MPC Beats is definitely the best free DAW for making beats and sampling - it has a design and functionality that’s both advanced, while still being easy enough to pick up with a little effort. The main drawback is a lack of samples, but those are easy to find online.
When starting a project, I’d recommend the Basic template.
At the bottom, we can see a drum pad visual, with 16 samples, each linked to a specific pad just like how it works on a physical drum pad.
Since we can have 8 different groups, we can have up to 128 tracks, which are all shown in the main track window. We can affect how long we can record these tracks by, but increasing the number of bars.
To record, we enable record up top, then push play which gives us a 4 count before recording.

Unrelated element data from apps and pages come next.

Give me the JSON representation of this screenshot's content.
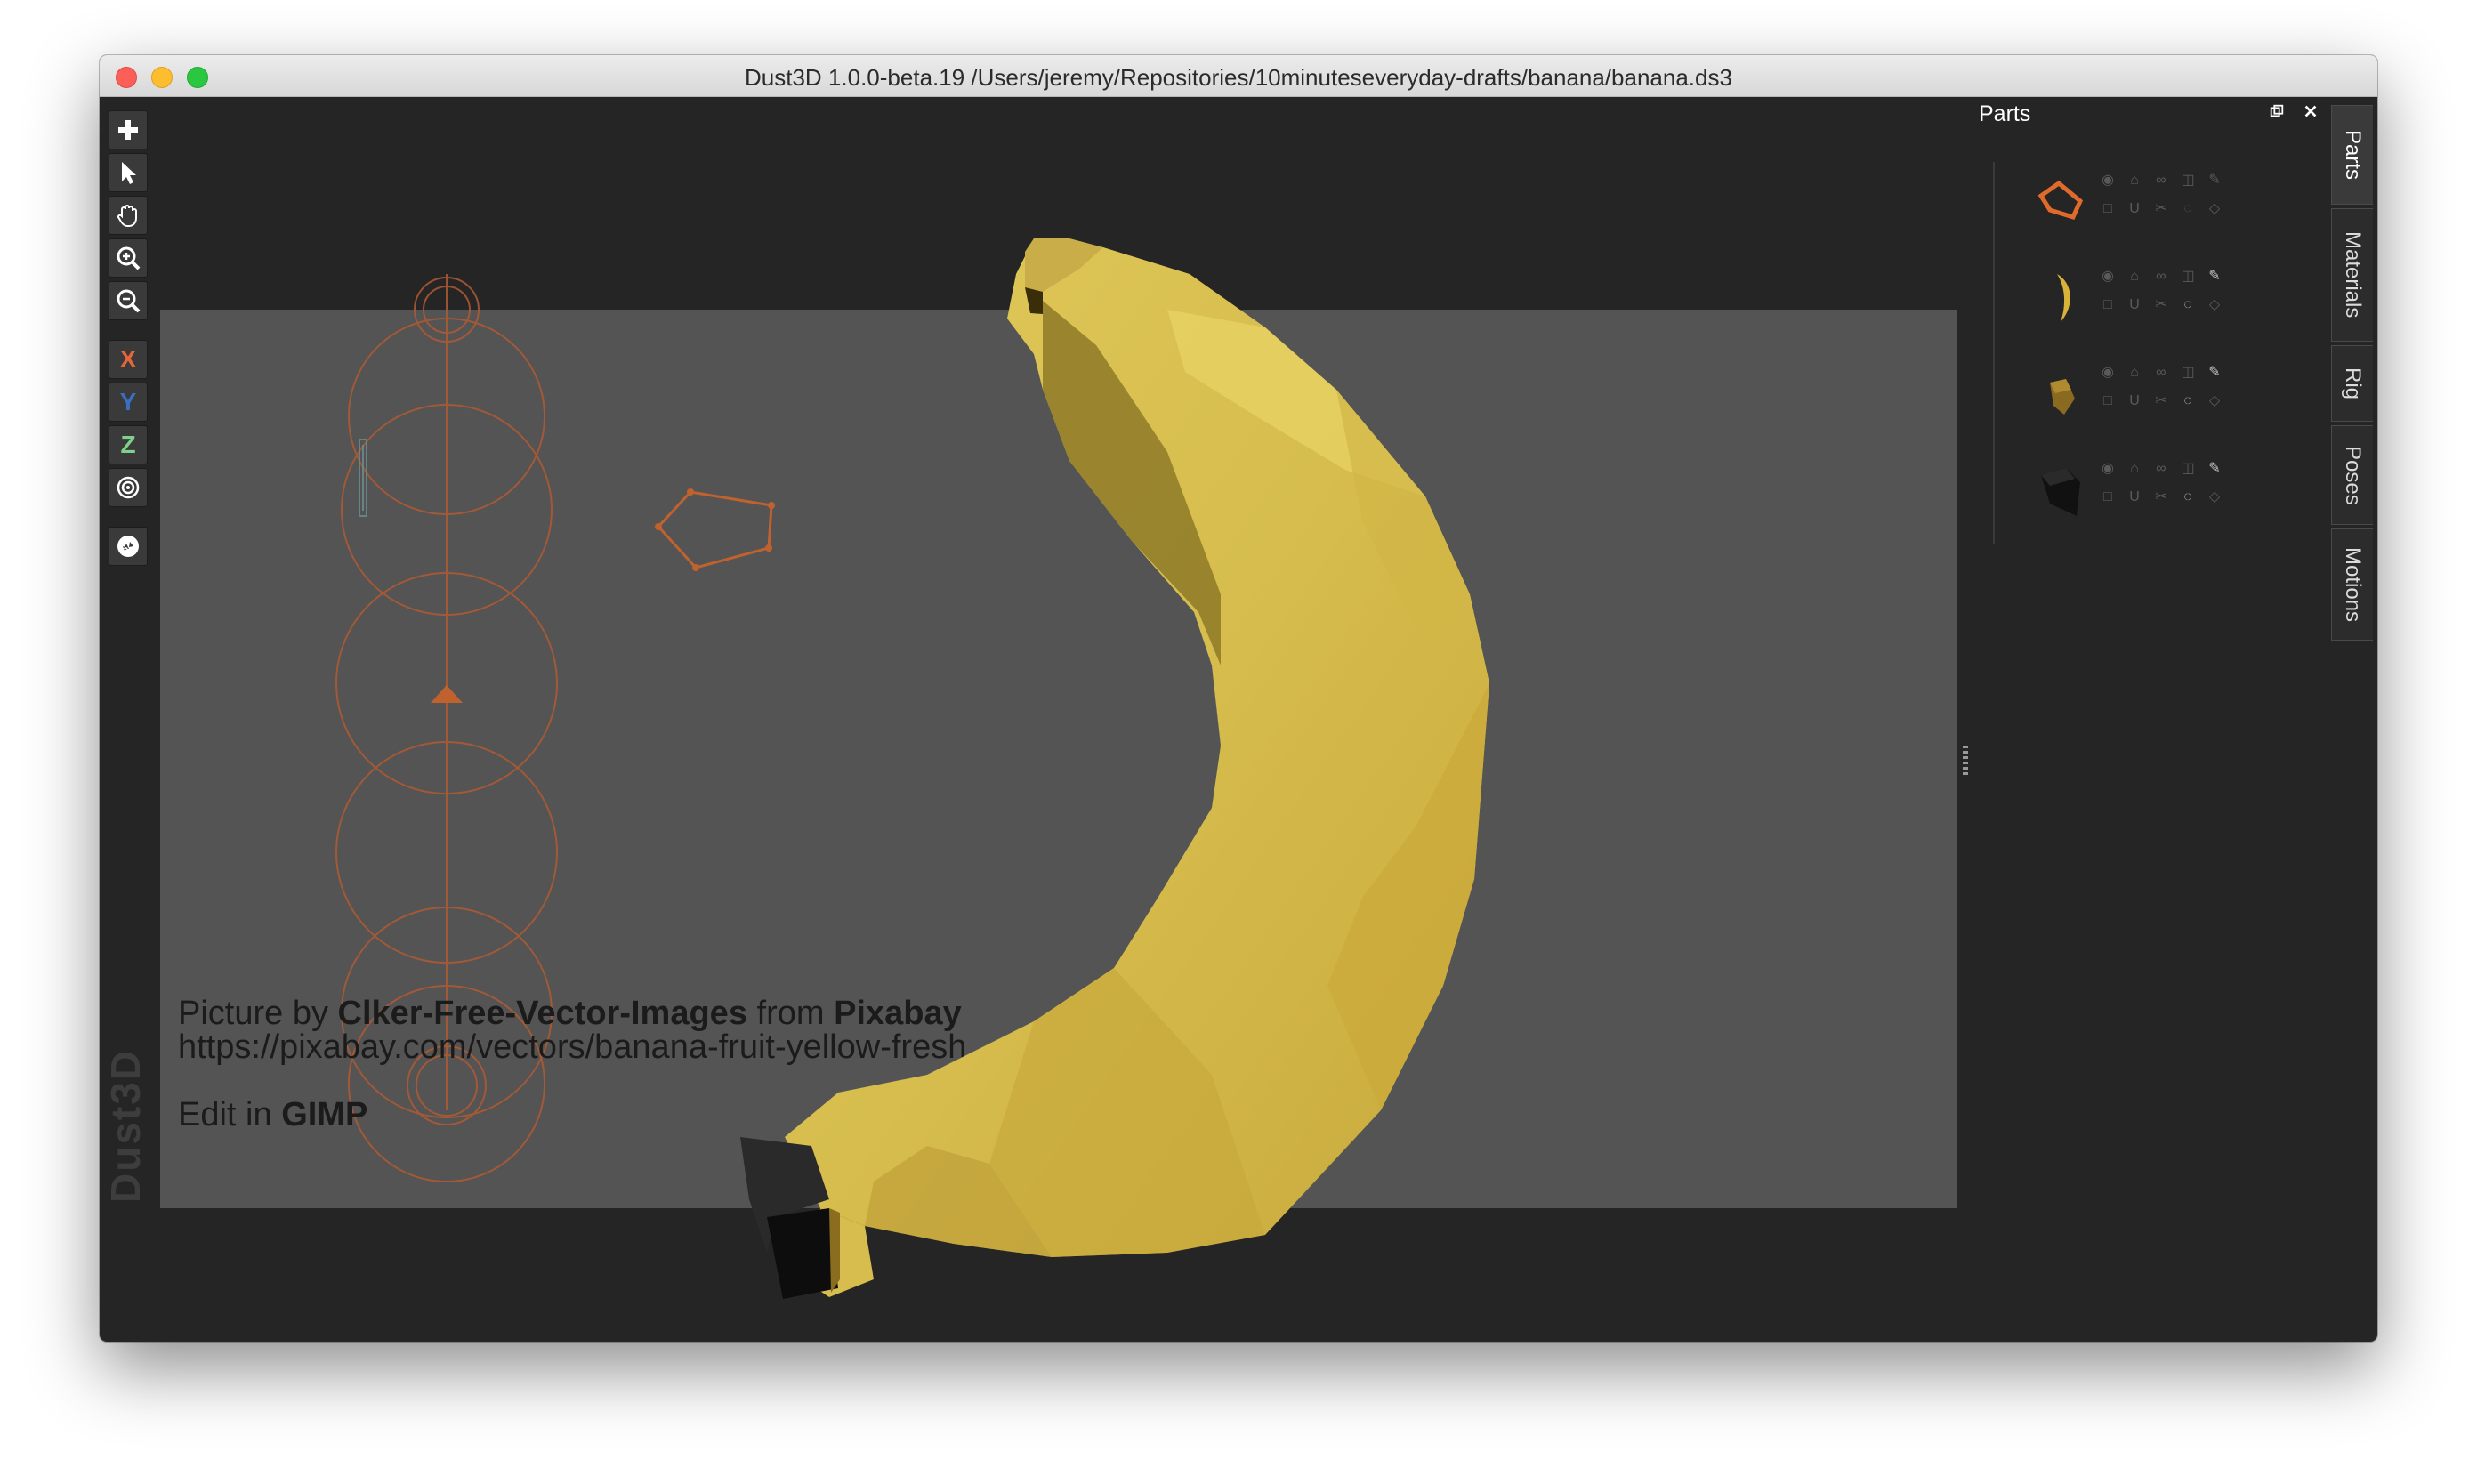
{
  "window": {
    "title": "Dust3D 1.0.0-beta.19 /Users/jeremy/Repositories/10minuteseveryday-drafts/banana/banana.ds3"
  },
  "toolbar": {
    "buttons": [
      {
        "name": "add",
        "icon": "plus-icon"
      },
      {
        "name": "select",
        "icon": "pointer-icon"
      },
      {
        "name": "drag",
        "icon": "hand-icon"
      },
      {
        "name": "zoom-in",
        "icon": "zoom-in-icon"
      },
      {
        "name": "zoom-out",
        "icon": "zoom-out-icon"
      },
      {
        "name": "x-lock",
        "label": "X",
        "color": "#e8653a"
      },
      {
        "name": "y-lock",
        "label": "Y",
        "color": "#3a6fbf"
      },
      {
        "name": "z-lock",
        "label": "Z",
        "color": "#7ed08a"
      },
      {
        "name": "radius-lock",
        "icon": "target-icon"
      },
      {
        "name": "regenerate",
        "icon": "recycle-icon"
      }
    ]
  },
  "brand": "Dust3D",
  "reference_image": {
    "credit_prefix": "Picture by",
    "credit_author": "Clker-Free-Vector-Images",
    "credit_mid": "from",
    "credit_site": "Pixabay",
    "credit_url": "https://pixabay.com/vectors/banana-fruit-yellow-fresh",
    "edit_prefix": "Edit in",
    "edit_app": "GIMP"
  },
  "parts_panel": {
    "title": "Parts",
    "parts": [
      {
        "name": "outline-part",
        "color": "#e06a2a"
      },
      {
        "name": "banana-body-part",
        "color": "#d9b23a"
      },
      {
        "name": "stem-part",
        "color": "#8a6a20"
      },
      {
        "name": "tip-part",
        "color": "#111111"
      }
    ]
  },
  "side_tabs": [
    "Parts",
    "Materials",
    "Rig",
    "Poses",
    "Motions"
  ],
  "colors": {
    "accent": "#e06a2a",
    "banana": "#d9bf4f",
    "background": "#252525",
    "reference": "#545454"
  }
}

To record layers, click the overdub button and then record the same way.
Like I said earlier, AKAI doesn’t offer too many samples, but if we go to the right, and click on the sample folder, we can find whatever samples are on the computer and then drag and drop them onto the drum pad.

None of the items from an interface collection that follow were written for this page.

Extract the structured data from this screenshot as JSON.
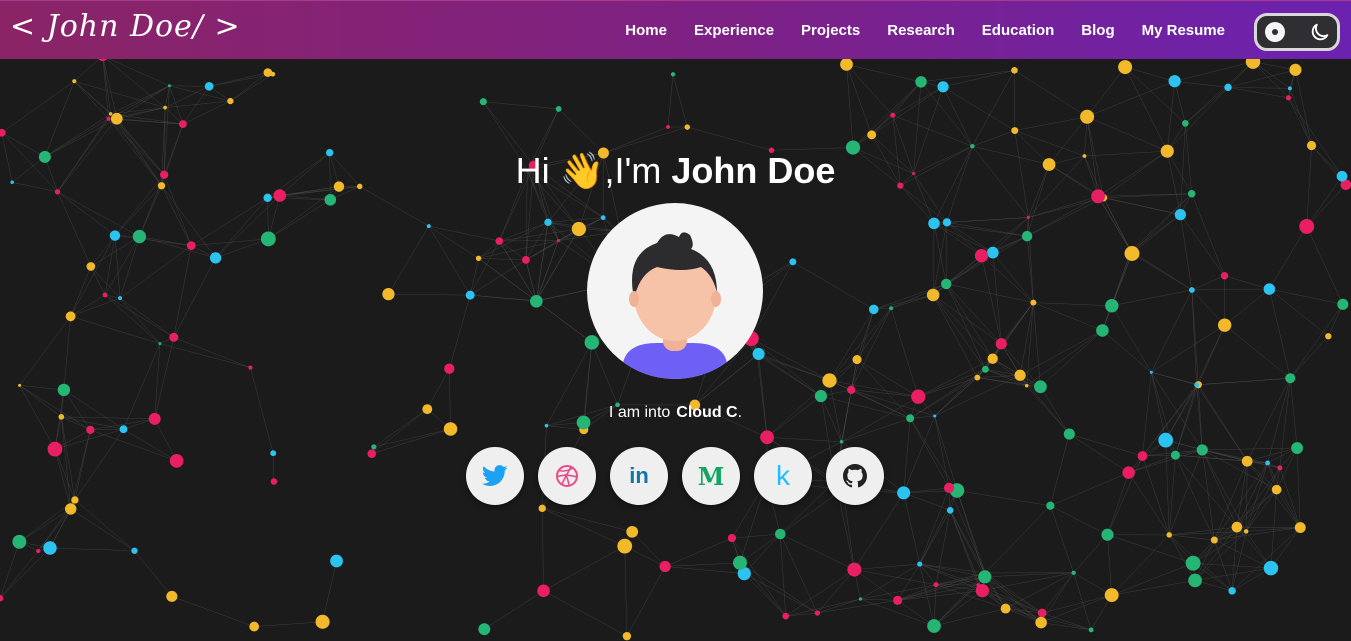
{
  "header": {
    "logo": "< John Doe/ >",
    "nav": [
      {
        "label": "Home"
      },
      {
        "label": "Experience"
      },
      {
        "label": "Projects"
      },
      {
        "label": "Research"
      },
      {
        "label": "Education"
      },
      {
        "label": "Blog"
      },
      {
        "label": "My Resume"
      }
    ],
    "theme_toggle": {
      "state": "dark",
      "icon": "moon-icon"
    }
  },
  "hero": {
    "greeting_hi": "Hi",
    "greeting_emoji": "👋",
    "greeting_im": ",I'm",
    "greeting_name": "John Doe",
    "tagline_prefix": "I am into",
    "tagline_typed": "Cloud C",
    "tagline_suffix": "."
  },
  "socials": [
    {
      "name": "twitter",
      "icon": "twitter-icon",
      "color": "#1da1f2"
    },
    {
      "name": "dribbble",
      "icon": "dribbble-icon",
      "color": "#ea4c89"
    },
    {
      "name": "linkedin",
      "icon": "linkedin-icon",
      "glyph": "in",
      "color": "#0e76a8"
    },
    {
      "name": "medium",
      "icon": "medium-icon",
      "glyph": "M",
      "color": "#12a660"
    },
    {
      "name": "kaggle",
      "icon": "kaggle-icon",
      "glyph": "k",
      "color": "#20beff"
    },
    {
      "name": "github",
      "icon": "github-icon",
      "color": "#222222"
    }
  ],
  "colors": {
    "background": "#1b1b1c",
    "nav_gradient_start": "#8b2466",
    "nav_gradient_end": "#6b22b0",
    "particle_colors": [
      "#e91e63",
      "#2bc4f0",
      "#f2b92b",
      "#25b574"
    ],
    "avatar_shirt": "#6e5ff5",
    "avatar_skin": "#f6c3a8",
    "avatar_hair": "#2c2c2e"
  }
}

If you find a sample that’s long, and you want it to stop playing, double click the stop button at the top.
In the program edit window, we can layer up to 4 samples, as well as filter and affect their ADSR.

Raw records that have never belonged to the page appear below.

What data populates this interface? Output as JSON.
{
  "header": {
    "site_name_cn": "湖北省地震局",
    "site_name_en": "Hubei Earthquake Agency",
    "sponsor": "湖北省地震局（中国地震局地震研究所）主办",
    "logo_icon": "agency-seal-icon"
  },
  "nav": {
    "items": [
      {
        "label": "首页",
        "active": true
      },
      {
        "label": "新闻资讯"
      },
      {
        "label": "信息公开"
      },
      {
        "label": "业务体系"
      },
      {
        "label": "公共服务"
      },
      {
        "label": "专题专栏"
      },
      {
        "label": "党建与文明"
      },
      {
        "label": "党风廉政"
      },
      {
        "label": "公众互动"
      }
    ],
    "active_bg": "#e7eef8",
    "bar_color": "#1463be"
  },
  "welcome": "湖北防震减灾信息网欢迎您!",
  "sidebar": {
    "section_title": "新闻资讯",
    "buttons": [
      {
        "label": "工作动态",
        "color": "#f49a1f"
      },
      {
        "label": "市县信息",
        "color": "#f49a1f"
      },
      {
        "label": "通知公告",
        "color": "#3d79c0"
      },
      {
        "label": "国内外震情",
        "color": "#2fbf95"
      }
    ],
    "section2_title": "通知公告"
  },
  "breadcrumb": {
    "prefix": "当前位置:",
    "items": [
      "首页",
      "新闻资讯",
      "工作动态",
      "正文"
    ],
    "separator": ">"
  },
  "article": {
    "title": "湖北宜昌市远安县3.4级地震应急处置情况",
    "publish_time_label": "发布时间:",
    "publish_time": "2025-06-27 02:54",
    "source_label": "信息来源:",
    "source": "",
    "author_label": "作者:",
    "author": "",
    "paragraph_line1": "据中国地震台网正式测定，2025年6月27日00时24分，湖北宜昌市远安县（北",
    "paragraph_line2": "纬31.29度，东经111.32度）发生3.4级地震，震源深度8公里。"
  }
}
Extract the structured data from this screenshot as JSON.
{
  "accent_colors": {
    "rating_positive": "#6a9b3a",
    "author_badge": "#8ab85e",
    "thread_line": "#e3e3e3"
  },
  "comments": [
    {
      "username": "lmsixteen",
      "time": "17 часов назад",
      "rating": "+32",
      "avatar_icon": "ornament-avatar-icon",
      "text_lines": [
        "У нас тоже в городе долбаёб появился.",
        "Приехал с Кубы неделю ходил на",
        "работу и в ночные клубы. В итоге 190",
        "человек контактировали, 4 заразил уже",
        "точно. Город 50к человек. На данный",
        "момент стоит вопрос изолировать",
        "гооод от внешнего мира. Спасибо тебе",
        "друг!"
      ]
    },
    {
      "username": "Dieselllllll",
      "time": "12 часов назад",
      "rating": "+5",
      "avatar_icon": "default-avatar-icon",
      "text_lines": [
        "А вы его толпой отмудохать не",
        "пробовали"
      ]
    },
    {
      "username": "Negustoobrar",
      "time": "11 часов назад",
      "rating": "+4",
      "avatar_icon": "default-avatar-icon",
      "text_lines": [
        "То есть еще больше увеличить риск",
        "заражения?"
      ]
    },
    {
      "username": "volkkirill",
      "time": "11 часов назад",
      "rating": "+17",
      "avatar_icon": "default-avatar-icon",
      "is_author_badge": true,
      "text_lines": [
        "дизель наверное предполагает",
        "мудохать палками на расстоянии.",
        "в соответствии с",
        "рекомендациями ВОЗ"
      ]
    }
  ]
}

The sample edit window lets us trim and chop up samples, then assign them to the drum pad.
Last up let’s look at the channel mixer, where we can add effects. Each sample get’s its own track and its own channel strip where we can EQ, distort, and apply the processing. The same can be said for the output.
Unfortunately, MPC Beats doesn't let you import 3rd party plugins, but it does offer some good stick plugins.
Last up is a DAW that I think is the most enjoyable to use, even out of all the paid DAWs I’ve tried - Serato Studio is designed with writing in mind, and truly makes creating music an enjoyable process. Instead of typical tracks, Serato uses “scenes” or layers of instrumentation.
When you start a new session, you’ll see the first scene has been created and titled intro - on which you’ll notice a drum machine. You can program samples in yourself, click the Make button to create a beat based on a particular genre, and add 16th or 8th note swing.
You can increase the number of bars, record over the beat using a midi controller, or change the drum set or the individual samples by accessing the library, dragging and dropping a kit over the grid, or an individual sample over the sample you want to alter.
From there we can add samples, which can be dragged and dropped from the library, or add an instrument we can record with a midi controller, and create up to 4 scenes in total.
What’s great about this DAW is that it imports in 3rd party software, so the instruments you choose aren’t limited to their stock instruments.
Once you’ve created a couple of these scenes, click on the song viewer to insert them in any order that you’d like.
Back to the main window, you can click on FX to show where you can add inserts. For example, I can add up to 3 inserts on each of the samples used in the drum pattern, and I can add up to 3 on the entire drum group, sampler, or instrument.
Lastly, if we go back over to the song player, and click on master, we can add up to 3 processors on our stereo output for a quick master.
Furthermore, we can drag and drop any of our 3rd party plugins from the plugins section of the library, and use these on individual samples, instruments, or our master output.
All in all, this is a very simple DAW that still offers a lot of flexibility and puts a welcomed emphasis on music creation.